What you are asked to do: In your copy, include no images, and write out every entry below exactly as it stands.

══════════

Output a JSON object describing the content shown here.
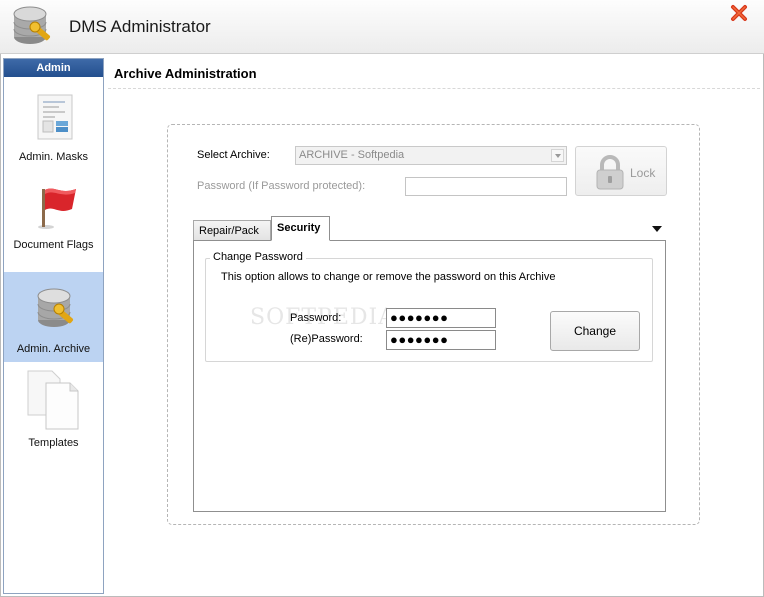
{
  "window": {
    "title": "DMS Administrator",
    "close_icon": "close-icon",
    "accent_color": "#2c5794"
  },
  "sidebar": {
    "header": "Admin",
    "items": [
      {
        "label": "Admin. Masks",
        "icon": "masks-icon",
        "selected": false
      },
      {
        "label": "Document Flags",
        "icon": "flag-icon",
        "selected": false
      },
      {
        "label": "Admin. Archive",
        "icon": "database-key-icon",
        "selected": true
      },
      {
        "label": "Templates",
        "icon": "templates-icon",
        "selected": false
      }
    ]
  },
  "main": {
    "title": "Archive Administration",
    "select_archive_label": "Select Archive:",
    "archive_selected": "ARCHIVE - Softpedia",
    "archive_password_label": "Password (If Password protected):",
    "archive_password_value": "",
    "lock_label": "Lock",
    "tabs": [
      {
        "label": "Repair/Pack",
        "active": false
      },
      {
        "label": "Security",
        "active": true
      }
    ],
    "security": {
      "group_title": "Change Password",
      "description": "This option allows to change or remove the password on this Archive",
      "password_label": "Password:",
      "password_value": "●●●●●●●",
      "repassword_label": "(Re)Password:",
      "repassword_value": "●●●●●●●",
      "change_label": "Change"
    }
  },
  "watermark": "SOFTPEDIA"
}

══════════

Exercise output:
Output a JSON object describing the content shown here.
{
  "window": {
    "title": "DMS Administrator",
    "close_icon": "close-icon",
    "accent_color": "#2c5794"
  },
  "sidebar": {
    "header": "Admin",
    "items": [
      {
        "label": "Admin. Masks",
        "icon": "masks-icon",
        "selected": false
      },
      {
        "label": "Document Flags",
        "icon": "flag-icon",
        "selected": false
      },
      {
        "label": "Admin. Archive",
        "icon": "database-key-icon",
        "selected": true
      },
      {
        "label": "Templates",
        "icon": "templates-icon",
        "selected": false
      }
    ]
  },
  "main": {
    "title": "Archive Administration",
    "select_archive_label": "Select Archive:",
    "archive_selected": "ARCHIVE - Softpedia",
    "archive_password_label": "Password (If Password protected):",
    "archive_password_value": "",
    "lock_label": "Lock",
    "tabs": [
      {
        "label": "Repair/Pack",
        "active": false
      },
      {
        "label": "Security",
        "active": true
      }
    ],
    "security": {
      "group_title": "Change Password",
      "description": "This option allows to change or remove the password on this Archive",
      "password_label": "Password:",
      "password_value": "●●●●●●●",
      "repassword_label": "(Re)Password:",
      "repassword_value": "●●●●●●●",
      "change_label": "Change"
    }
  },
  "watermark": "SOFTPEDIA"
}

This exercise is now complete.